How to Make Leadership Buy into Change

For me, the challenge was not two companies coming together but two cultures coming together.

Opinions expressed by Entrepreneur contributors are their own.
You're reading Entrepreneur India, an international franchise of Entrepreneur Media.

In today’s fast-moving business environment change is considered as the survival tool for existence. The success of an enterprise is dependent on its leadership and management’s ability to adopt change and transition. Mostly efforts to introduce a change in an organisation fail because initiatives don’t get enough buy-in from the employees.


Small Changes Making Huge Impact

For legacy businesses or relatively old organizations, the biggest challenge today is to stay relevant and for which the leadership needs to bring in changes in few key areas – technology, people, solutions that they are taking to the customer.

When the leadership is working on the transformation model, it is much easier to incorporate technology or innovating on the solution part. But, the challenge is to work towards changing the workplace culture and people’s mindset. And, it is even tougher to make them take the ownership of such changes. As an executive, I had some of my biggest learnings from the changes which happened within the organisation.

My Learnings from Change

While I was setting up up the office in the North America, I realised that we were very small in the larger scheme of things. And, we had to start from the scratch, even though we thought ourselves to be the best. We started things there as if it was a start-up. I would do cold call to the customer and figure out what my marketing strategy would be.

We would set up our own booth at exhibitions and fairs. Given a chance you have to behave like a start-up even in a large company. After I came back from the US, I got involved in a new sort of project, which is basically involved operations and IT together. The learnings were simple, you will never have a product or a service line which is 100 per cent in place. However, it is important to be in front of the customer and win that first deal Try to meet the market and the customer faster but obviously not with a half-baked product.

Thirdly, I got the chance to start a start-up within the company, a joint venture with Motorola, and I had to move out of the office. I realized that creating a start-up is lot more fun and a lot more pain too. You start learning people’s issues, the brand issue, people don’t want to join the company as they don’t recognse you, they think it is better to join the larger brand but they want the flexibility of the younger brand. With all these challenges, you have to keep working, wrap the first deal and make sure that the food is available on the table.
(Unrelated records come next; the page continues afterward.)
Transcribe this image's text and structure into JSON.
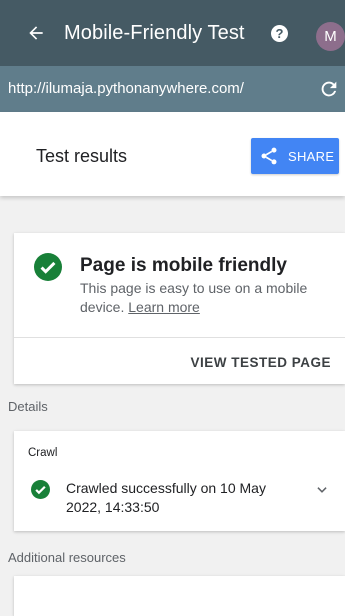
{
  "appbar": {
    "title": "Mobile-Friendly Test",
    "help_icon": "question-mark-icon",
    "back_icon": "arrow-back-icon",
    "avatar_initial": "M",
    "color": "#455a64"
  },
  "urlbar": {
    "url": "http://ilumaja.pythonanywhere.com/",
    "reload_icon": "reload-icon",
    "color": "#607d8b"
  },
  "results_header": {
    "title": "Test results",
    "share_label": "SHARE",
    "share_icon": "share-icon",
    "share_color": "#4285f4"
  },
  "result_card": {
    "title": "Page is mobile friendly",
    "description": "This page is easy to use on a mobile device.",
    "learn_more": "Learn more",
    "view_button": "VIEW TESTED PAGE",
    "status_icon": "check-circle-icon",
    "status_color": "#188038"
  },
  "details": {
    "label": "Details",
    "crawl": {
      "label": "Crawl",
      "status": "Crawled successfully on 10 May 2022, 14:33:50",
      "status_icon": "check-circle-icon",
      "expand_icon": "chevron-down-icon"
    }
  },
  "additional": {
    "label": "Additional resources"
  }
}
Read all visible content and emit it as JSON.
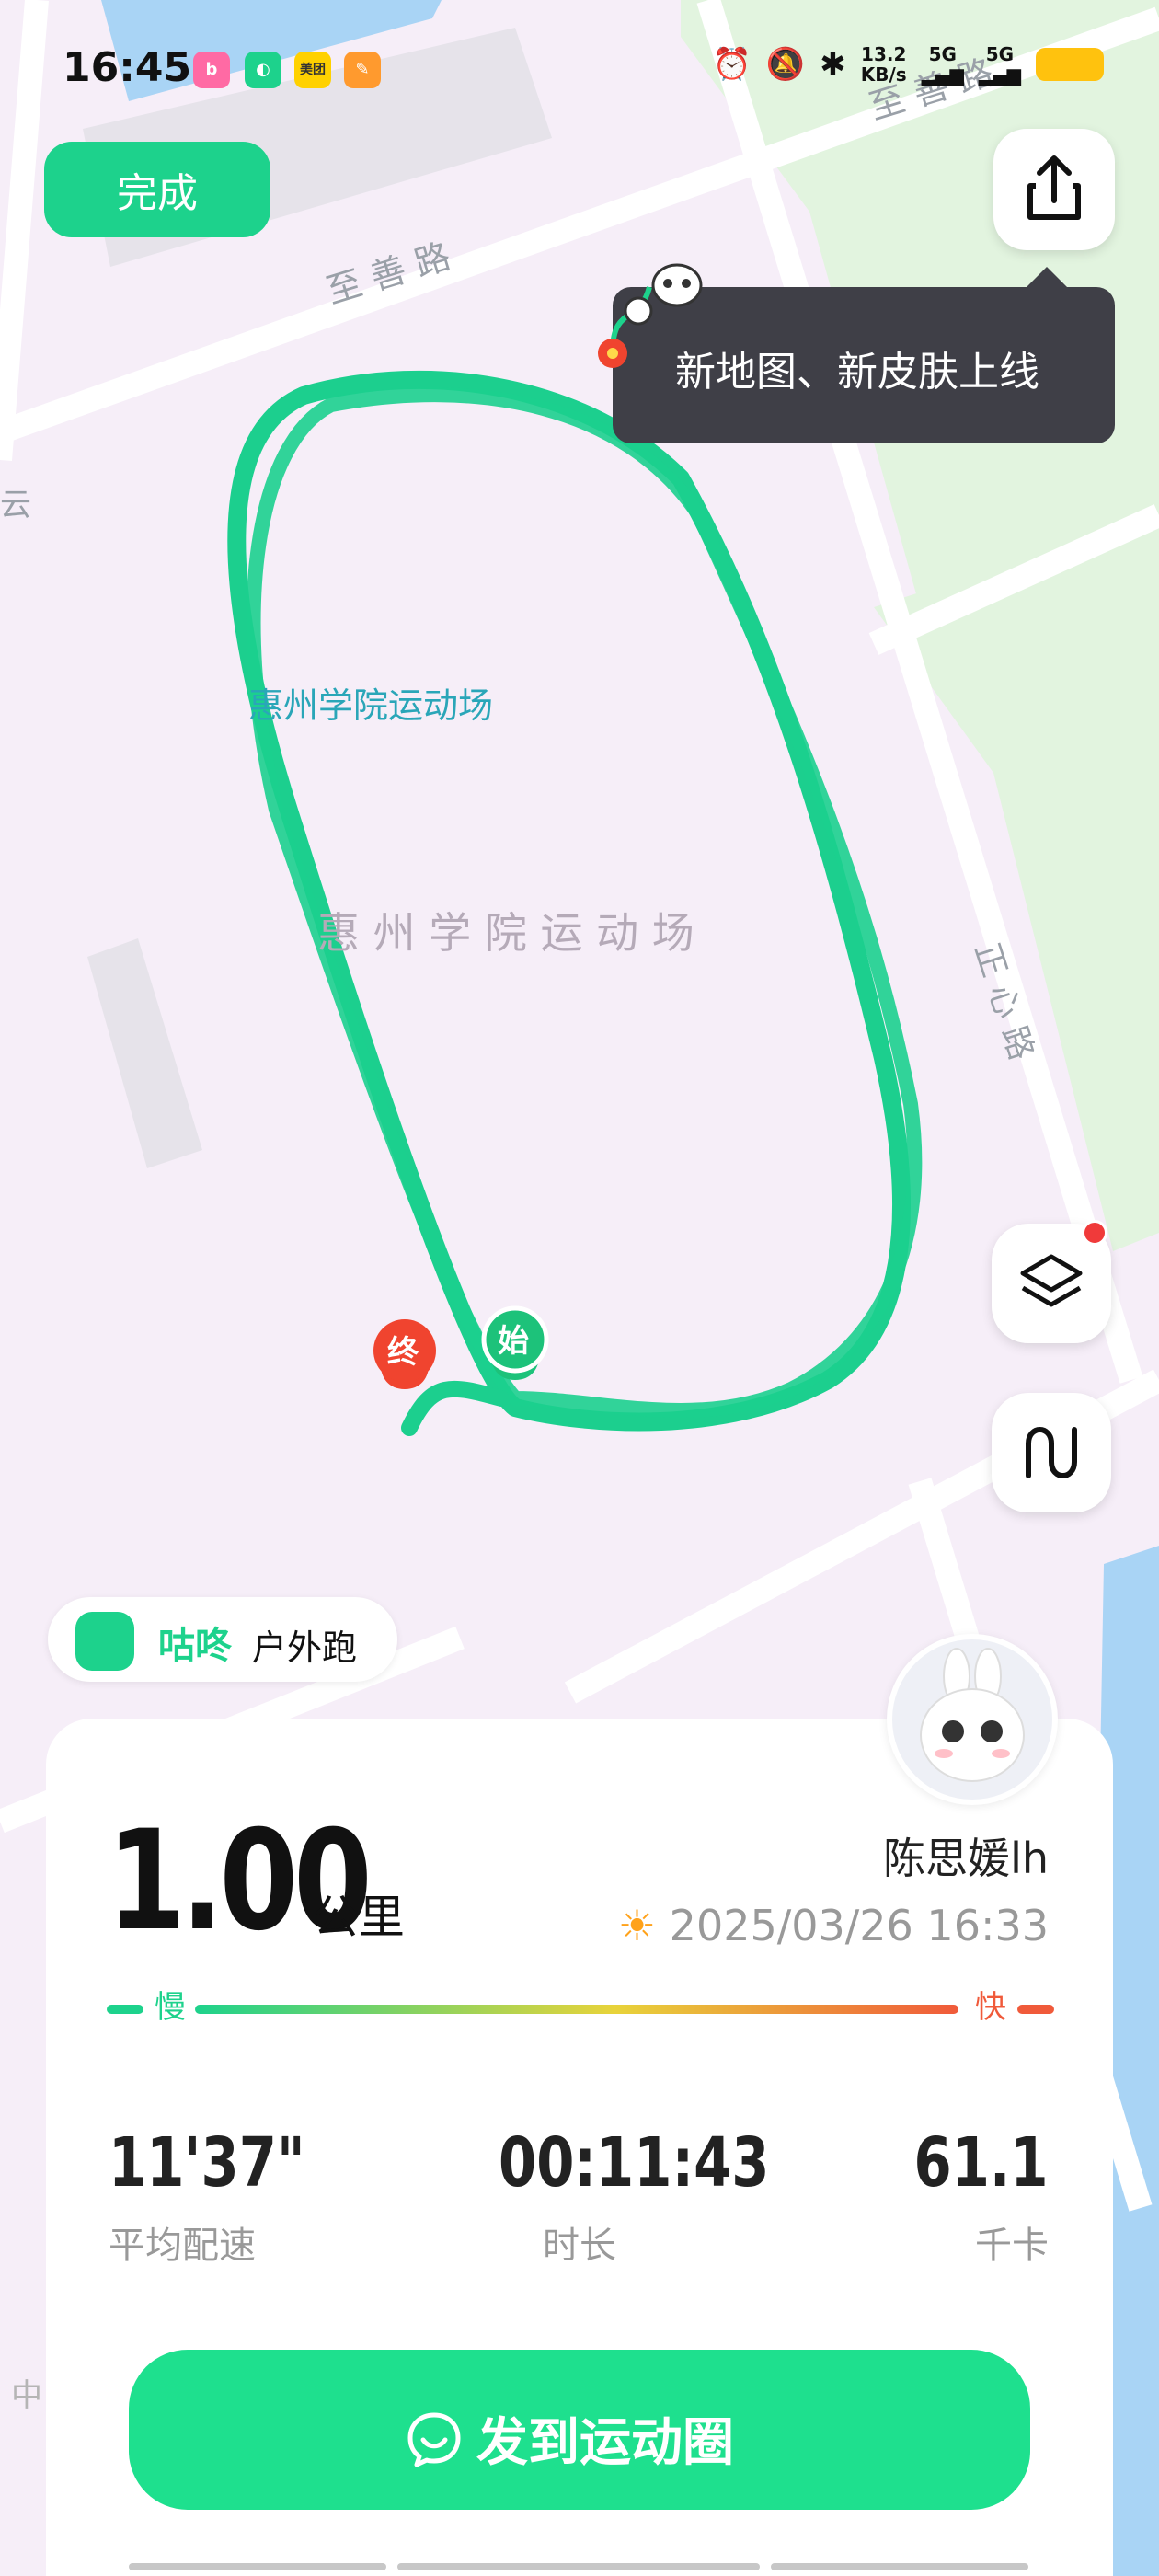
{
  "status_bar": {
    "time": "16:45",
    "apps": [
      "bilibili-icon",
      "gudong-icon",
      "meituan-icon",
      "notes-icon"
    ],
    "meituan_label": "美团",
    "net_speed": "13.2",
    "net_unit": "KB/s",
    "signal_label_1": "5G",
    "signal_label_2": "5G"
  },
  "toolbar": {
    "done_label": "完成"
  },
  "map": {
    "road_1": "至 善 路",
    "road_2": "至 善 路",
    "road_3": "正\n心\n路",
    "poi_label": "惠州学院运动场",
    "area_label": "惠 州 学 院 运 动 场",
    "edge_left_1": "云",
    "edge_left_2": "中",
    "start_marker": "始",
    "end_marker": "终"
  },
  "tooltip": {
    "text": "新地图、新皮肤上线"
  },
  "brand": {
    "name": "咕咚",
    "mode": "户外跑"
  },
  "summary": {
    "distance": "1.00",
    "distance_unit": "公里",
    "user_name": "陈思媛lh",
    "datetime": "2025/03/26 16:33",
    "pace_slow": "慢",
    "pace_fast": "快"
  },
  "stats": [
    {
      "value": "11'37\"",
      "label": "平均配速"
    },
    {
      "value": "00:11:43",
      "label": "时长"
    },
    {
      "value": "61.1",
      "label": "千卡"
    }
  ],
  "post_button": {
    "label": "发到运动圈"
  },
  "colors": {
    "accent": "#1dd28c",
    "track": "#1ccf8e",
    "tooltip_bg": "#3f3f47",
    "end_marker": "#f0442f"
  }
}
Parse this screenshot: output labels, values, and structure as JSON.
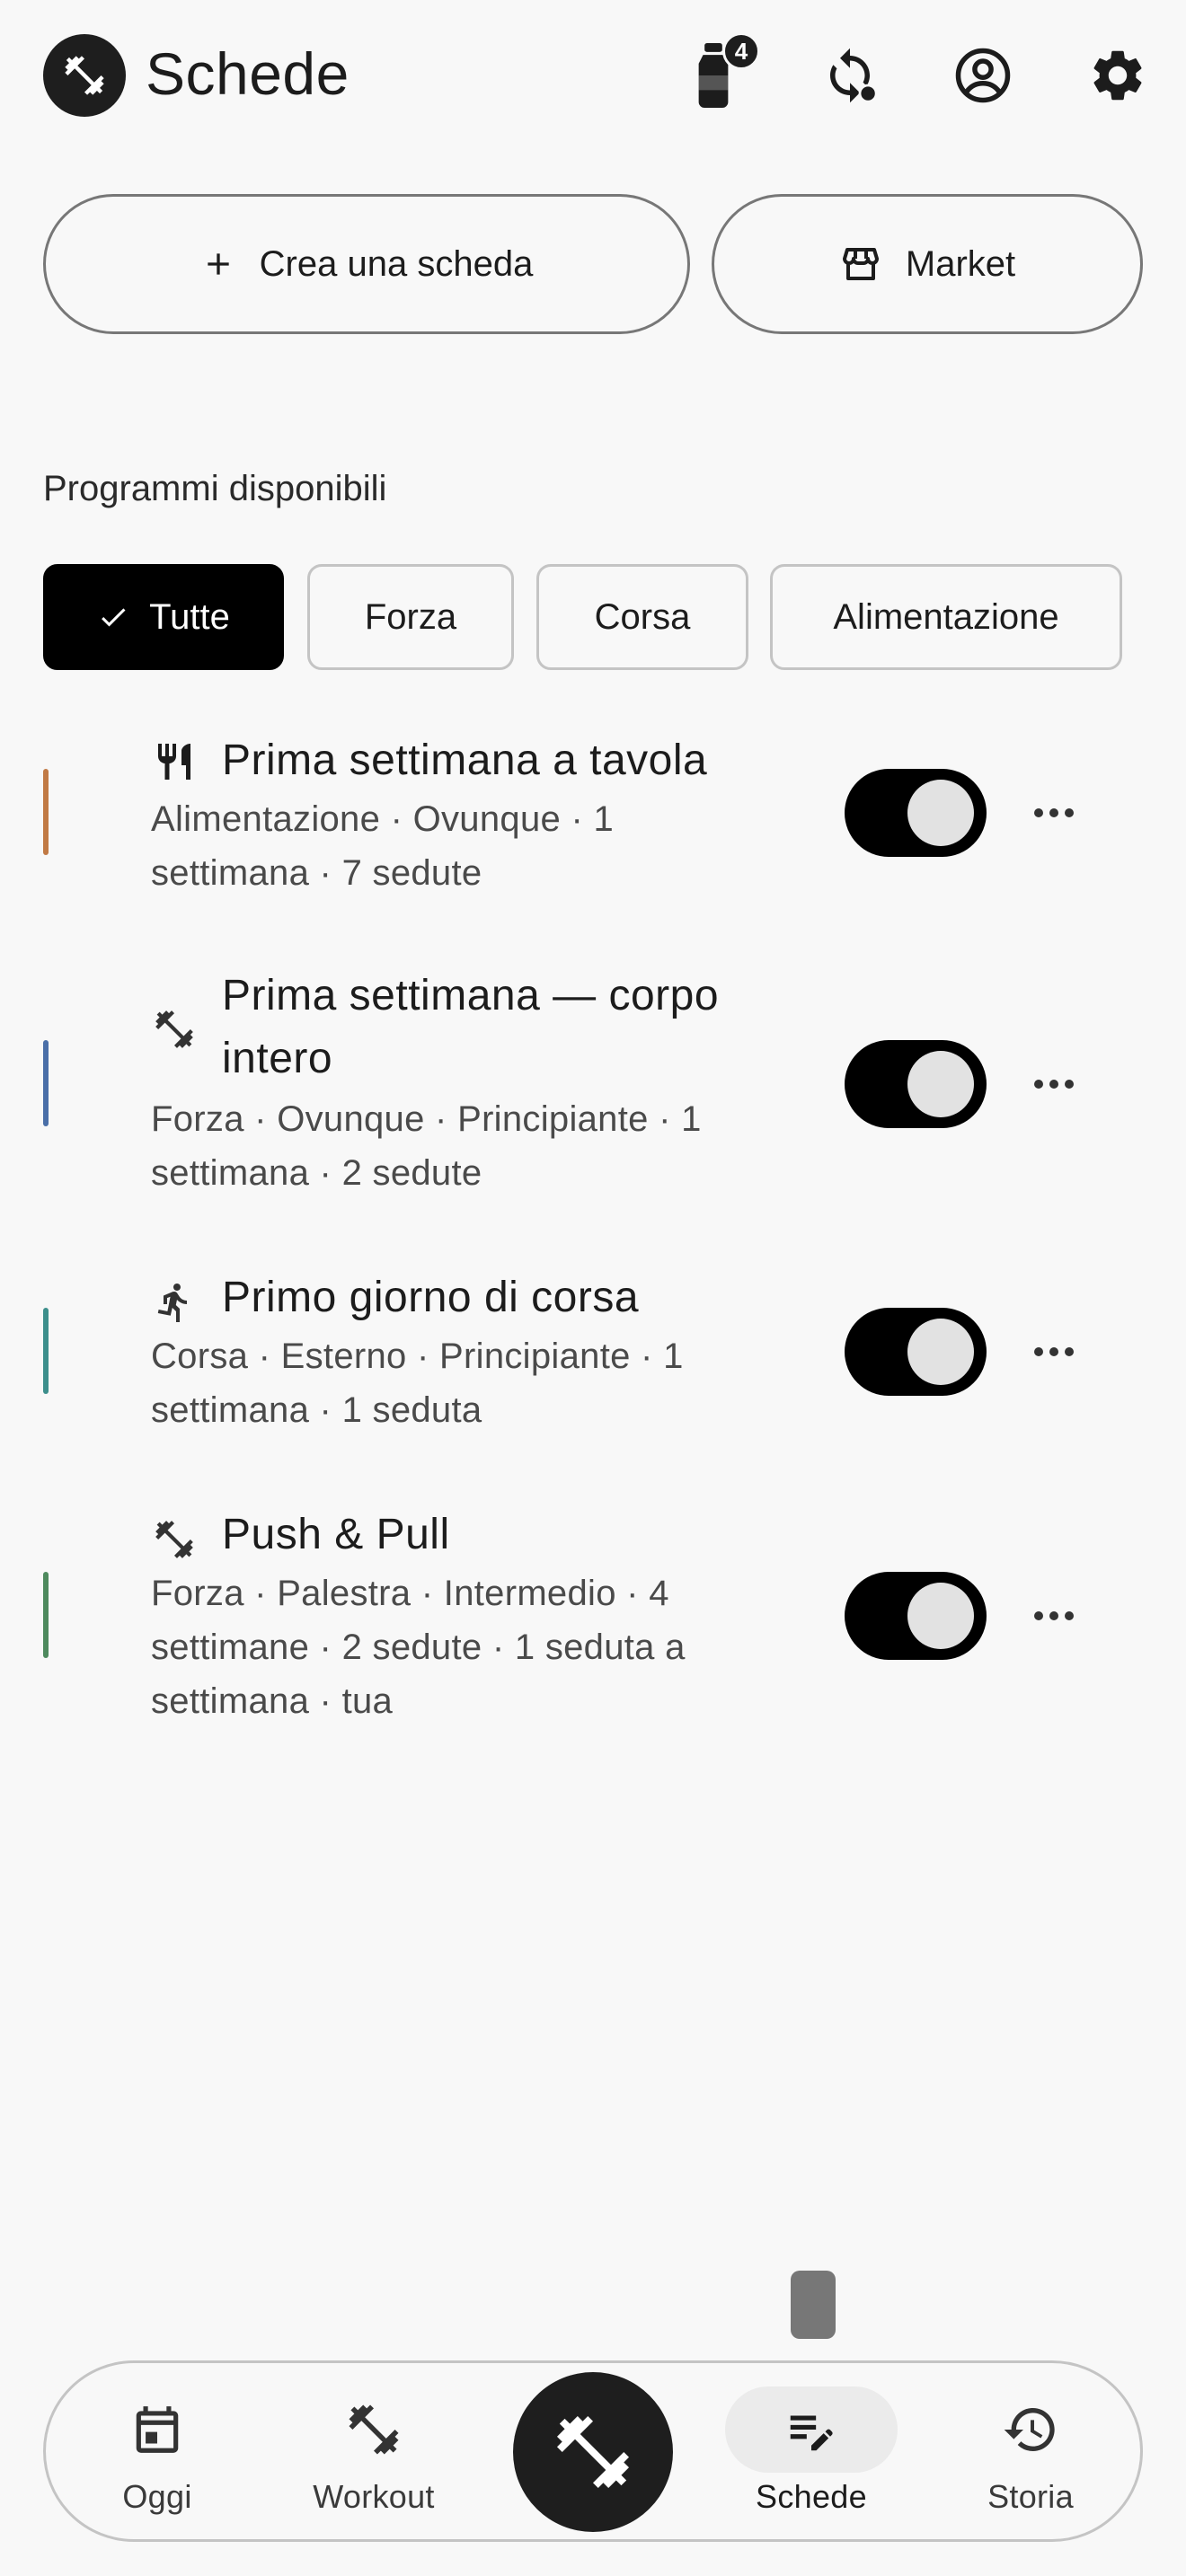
{
  "header": {
    "title": "Schede",
    "water_badge_count": "4",
    "icons": [
      "barbell-logo-icon",
      "water-bottle-icon",
      "sync-icon",
      "account-icon",
      "settings-icon"
    ]
  },
  "actions": {
    "create_label": "Crea una scheda",
    "market_label": "Market"
  },
  "section": {
    "label": "Programmi disponibili"
  },
  "filters": [
    {
      "label": "Tutte",
      "selected": true
    },
    {
      "label": "Forza",
      "selected": false
    },
    {
      "label": "Corsa",
      "selected": false
    },
    {
      "label": "Alimentazione",
      "selected": false
    }
  ],
  "programs": [
    {
      "title": "Prima settimana a tavola",
      "meta": "Alimentazione · Ovunque · 1 settimana · 7 sedute",
      "icon": "fork-knife-icon",
      "accent": "#c17a45",
      "enabled": true
    },
    {
      "title": "Prima settimana — corpo intero",
      "meta": "Forza · Ovunque · Principiante · 1 settimana · 2 sedute",
      "icon": "dumbbell-icon",
      "accent": "#4a6fa8",
      "enabled": true
    },
    {
      "title": "Primo giorno di corsa",
      "meta": "Corsa · Esterno · Principiante · 1 settimana · 1 seduta",
      "icon": "runner-icon",
      "accent": "#3d8f8c",
      "enabled": true
    },
    {
      "title": "Push & Pull",
      "meta": "Forza · Palestra · Intermedio · 4 settimane · 2 sedute · 1 seduta a settimana · tua",
      "icon": "dumbbell-icon",
      "accent": "#4e8a5e",
      "enabled": true
    }
  ],
  "nav": {
    "items": [
      {
        "label": "Oggi",
        "icon": "calendar-icon"
      },
      {
        "label": "Workout",
        "icon": "dumbbell-icon"
      },
      {
        "label": "Schede",
        "icon": "edit-list-icon",
        "active": true
      },
      {
        "label": "Storia",
        "icon": "history-icon"
      }
    ],
    "fab_icon": "barbell-icon"
  }
}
So, learning from this is don’t act big when you are not necessarily big. Then we as a company acquired Satyam which is also a big learning in terms of how you bring two large organizations together. In this case, the cultures were different and expections from the employees of the two companies were different. So for me, the challenge was not two companies coming together but two cultures coming together. In such situations, question every thing, challenge every function by showing this is the way to do it.

Essential Changes in a Fairly Large Organization

1 . Fairly large organizations need to have some kind of a structure which brings them reviews, opinions about the new organizations that are challenging the status quo. There should be a defined structure through which such feedback can come in. We are doing it this way but someone else is doing the same thing some the other way. I think the leadership need to have a little bit of paranoia, that if they don’t stay ahead of the curve then they might lose out.

2. Moreover, in older organizations you need to have people from newer thinking group in every vertical, not an age-only differentiator but a new thinking person who would not only challenge the status quo but also give a solution in terms of data.

(This article was first published in the  August issue of Entrepreneur Magazine. To subscribe, click here)